We know there are proteins in chocolate so that was my given. Where it gets fuzzy is whether there are enough reducing sugars present and assuming there are, does a traditional roasting profile give a shift in flavor consistent with Maillard reactions.
To test that I took a non-fruity, pretty neutral flavored bean and introduced 5% maltose. I did this by making a malt syrup and soaking the raw beans in it until they soaked it up and then dried them.
I roasted them as normal and made chocolate. As a control I also roasted an untreated batch and made a batch of chocolate with an equivalent amount of maltose.
The roasting test beans certainly gave off very different aroma….but I can’t honestly say they were those yummy browning smells you get from meats and breads and long simmered stews.
The roasted beans did have a distinctly browner appearance but the resulting nibs really didn’t. Maybe a little.

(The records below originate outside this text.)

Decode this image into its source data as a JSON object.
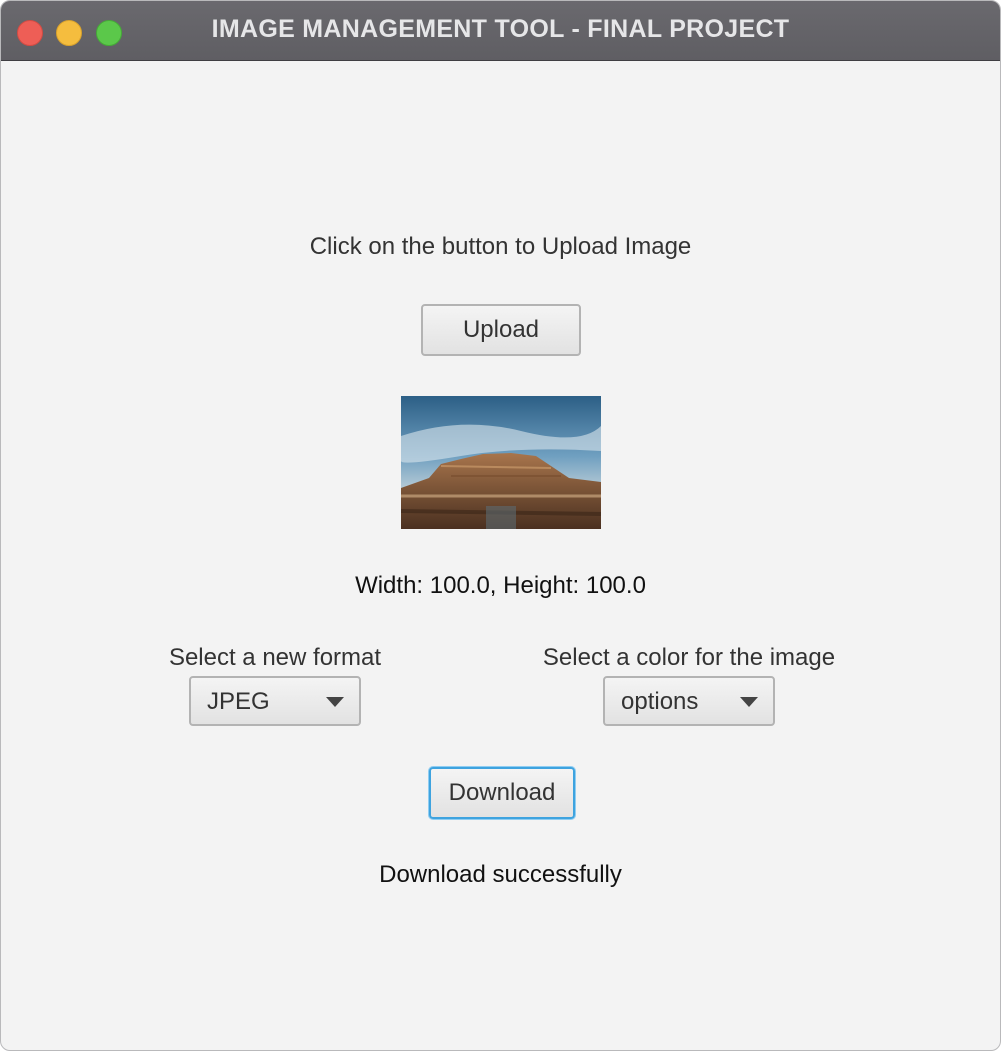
{
  "window": {
    "title": "IMAGE MANAGEMENT TOOL - FINAL PROJECT"
  },
  "upload": {
    "prompt": "Click on the button to Upload Image",
    "button_label": "Upload"
  },
  "image_info": {
    "dimensions_text": "Width: 100.0, Height: 100.0"
  },
  "format": {
    "label": "Select a new format",
    "selected": "JPEG"
  },
  "color": {
    "label": "Select a color for the image",
    "selected": "options"
  },
  "download": {
    "button_label": "Download",
    "status": "Download successfully"
  },
  "colors": {
    "titlebar": "#626166",
    "background": "#f3f3f3",
    "focus_ring": "#3ea3df"
  }
}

In both cases the maltose soaked cocoa is on the right.
The chocolate. That is what counts. The test chocolate had a distinct flavor that the control did not. It was one that I’ve tasted before. It is fullness at the back of the tongue and mouth. And a light tang. It took me a little but I finally recognized it as the flavor I get in certain milk chocolates.
Upon a bit of reflection I find this makes sense. Milk powder is full of proteins, amino acids and lactose. During the long refining process it would appear Maillard reactions are occurring. Some years ago I experimented with getting the temperature up to 170 F while refining and the flavor was more pronounced, correlating with heat being a component if applied long enough.

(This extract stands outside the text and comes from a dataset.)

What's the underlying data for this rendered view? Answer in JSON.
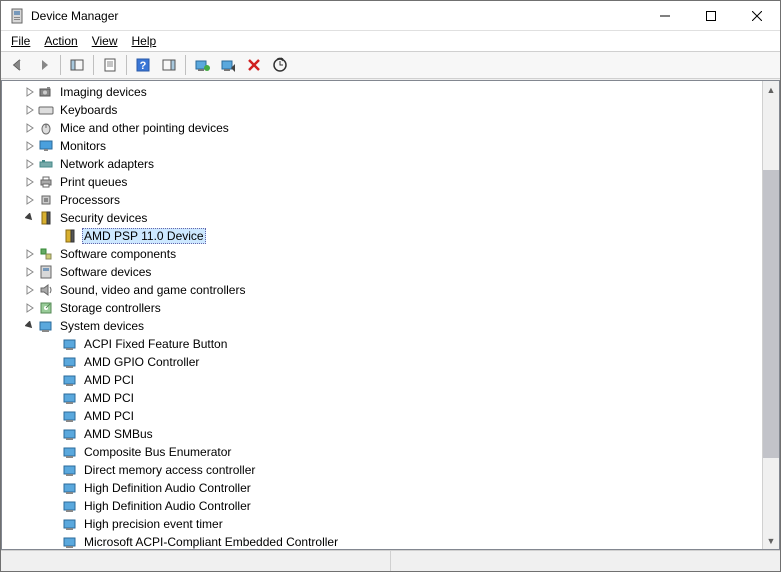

What this proves pretty well to me is that it takes the addition of a significant amount of reducing sugar to illicit a flavor change and that I’m not sure I actually liked the change. It was not bad, but I can’t say it gave me that extra depth of flavor that well browned meats do.

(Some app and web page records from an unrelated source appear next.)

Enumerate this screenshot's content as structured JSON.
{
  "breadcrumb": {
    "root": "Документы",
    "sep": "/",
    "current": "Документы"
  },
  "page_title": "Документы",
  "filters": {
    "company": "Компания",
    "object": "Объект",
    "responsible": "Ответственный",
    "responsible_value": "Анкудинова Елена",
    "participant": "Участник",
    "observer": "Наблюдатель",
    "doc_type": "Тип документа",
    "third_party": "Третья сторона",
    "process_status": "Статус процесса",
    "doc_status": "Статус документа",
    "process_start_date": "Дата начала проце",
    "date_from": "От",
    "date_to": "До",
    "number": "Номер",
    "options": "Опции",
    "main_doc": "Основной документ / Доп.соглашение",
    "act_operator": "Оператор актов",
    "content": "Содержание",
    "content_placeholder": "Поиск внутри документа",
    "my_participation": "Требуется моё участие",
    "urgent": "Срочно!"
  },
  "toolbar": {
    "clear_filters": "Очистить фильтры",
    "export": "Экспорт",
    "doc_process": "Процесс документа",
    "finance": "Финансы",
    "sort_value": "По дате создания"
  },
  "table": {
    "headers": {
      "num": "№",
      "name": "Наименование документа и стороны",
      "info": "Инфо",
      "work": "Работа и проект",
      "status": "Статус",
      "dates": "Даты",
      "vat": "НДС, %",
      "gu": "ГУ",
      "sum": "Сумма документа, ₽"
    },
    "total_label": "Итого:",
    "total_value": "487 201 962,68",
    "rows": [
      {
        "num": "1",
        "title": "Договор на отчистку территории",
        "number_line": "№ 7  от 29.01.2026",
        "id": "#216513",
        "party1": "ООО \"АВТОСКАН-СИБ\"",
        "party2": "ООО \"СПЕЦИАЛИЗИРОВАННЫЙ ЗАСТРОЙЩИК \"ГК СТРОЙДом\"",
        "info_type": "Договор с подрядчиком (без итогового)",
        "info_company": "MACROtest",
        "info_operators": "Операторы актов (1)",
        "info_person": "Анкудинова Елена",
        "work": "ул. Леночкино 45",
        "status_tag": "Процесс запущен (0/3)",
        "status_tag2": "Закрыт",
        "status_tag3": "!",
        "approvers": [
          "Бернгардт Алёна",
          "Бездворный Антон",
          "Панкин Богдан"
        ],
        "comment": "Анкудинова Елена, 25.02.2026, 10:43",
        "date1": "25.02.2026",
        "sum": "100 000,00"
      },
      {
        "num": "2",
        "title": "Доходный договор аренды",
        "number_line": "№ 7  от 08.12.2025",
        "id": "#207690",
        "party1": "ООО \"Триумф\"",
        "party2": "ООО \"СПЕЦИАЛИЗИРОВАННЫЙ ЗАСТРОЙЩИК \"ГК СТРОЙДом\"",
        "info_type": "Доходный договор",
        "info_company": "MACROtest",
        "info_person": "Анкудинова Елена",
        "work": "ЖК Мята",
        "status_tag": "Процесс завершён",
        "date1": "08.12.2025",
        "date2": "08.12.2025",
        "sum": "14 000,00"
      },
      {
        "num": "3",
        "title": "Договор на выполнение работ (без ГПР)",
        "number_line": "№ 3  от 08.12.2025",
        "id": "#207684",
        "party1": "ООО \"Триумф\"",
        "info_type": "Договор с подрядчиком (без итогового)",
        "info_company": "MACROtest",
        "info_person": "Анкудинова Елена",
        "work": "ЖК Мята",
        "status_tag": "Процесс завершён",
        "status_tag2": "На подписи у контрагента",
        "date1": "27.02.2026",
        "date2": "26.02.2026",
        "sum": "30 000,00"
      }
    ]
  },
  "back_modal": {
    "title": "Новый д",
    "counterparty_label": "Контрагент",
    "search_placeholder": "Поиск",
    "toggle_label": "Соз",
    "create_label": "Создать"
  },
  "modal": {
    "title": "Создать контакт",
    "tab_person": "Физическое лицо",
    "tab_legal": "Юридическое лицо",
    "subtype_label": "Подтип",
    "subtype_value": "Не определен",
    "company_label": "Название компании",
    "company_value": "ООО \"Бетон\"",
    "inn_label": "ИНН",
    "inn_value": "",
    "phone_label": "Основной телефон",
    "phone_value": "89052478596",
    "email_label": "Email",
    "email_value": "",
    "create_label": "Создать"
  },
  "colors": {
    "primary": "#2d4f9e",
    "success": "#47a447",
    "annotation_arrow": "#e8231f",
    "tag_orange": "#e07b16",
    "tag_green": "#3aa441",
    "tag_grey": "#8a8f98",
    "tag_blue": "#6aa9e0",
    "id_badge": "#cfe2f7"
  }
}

It is possible though that the maltose reacted in other ways that were not Maillard reactions and that the roasting temperature was not hot enough and that is why it didn’t give the same yummy outcome. There really isn’t much of a way to tell except by analysis and to that end I don’t really see the point as the question was not ‘how do I get Maillard reactions?’ but instead did I roast a certain way to favor those reactions.
Again, the answer is no.
Strecker Degradationswere also brought up but I’m not sure it has much place in cocoa either. Jim Stevens gives a good accounting in coffee.
The Strecker Degradation is an interaction of amino acids (AKA proteins) with a carbonyl compound in an environment with water, resulting in the creation of CO2 and an Aldehyde or Ketone. The later two components are important for volatile aromatics and flavors, and the Strecker Degradation contributes to browning. It involves compounds formed in the Maillard reaction and is therefore necessarily linked to it in coffee roasting.
The Strecker Degradation
This is one I thought I should include because I see it referenced quite a lot, in any text concerning roasting chemistry and is instrumental in the creation of the brown pigment as well as a myriad of volatile aromatics. It falls under the umbrella of, and requires compounds created by, the Maillard Reactions. Unfortunately this one isn’t so simple to explain.
It involves amino acids again, but instead of reacting with a sugar it is reacting with a molecule with two carbonyl groups, which look like this:
The compounds begin to trade parts of themselves, one of the carbonyl groups ending up on the amino acid (the acid having lost on carbon from its chain) creating an aldehyde as well as an amino ketone. This is an intermediary stage and reactions continue to create many different volatiles.
The key here is that in order to have Strecker degradation products you need Maillard products to start with and lacking those you don’t have anything to degrade.
I admit it would be nice to have these reactions to play with and the huge body of work that coffee roasters have to work with in these reactions, but I remain unconvinced they play much of a role in chocolate making.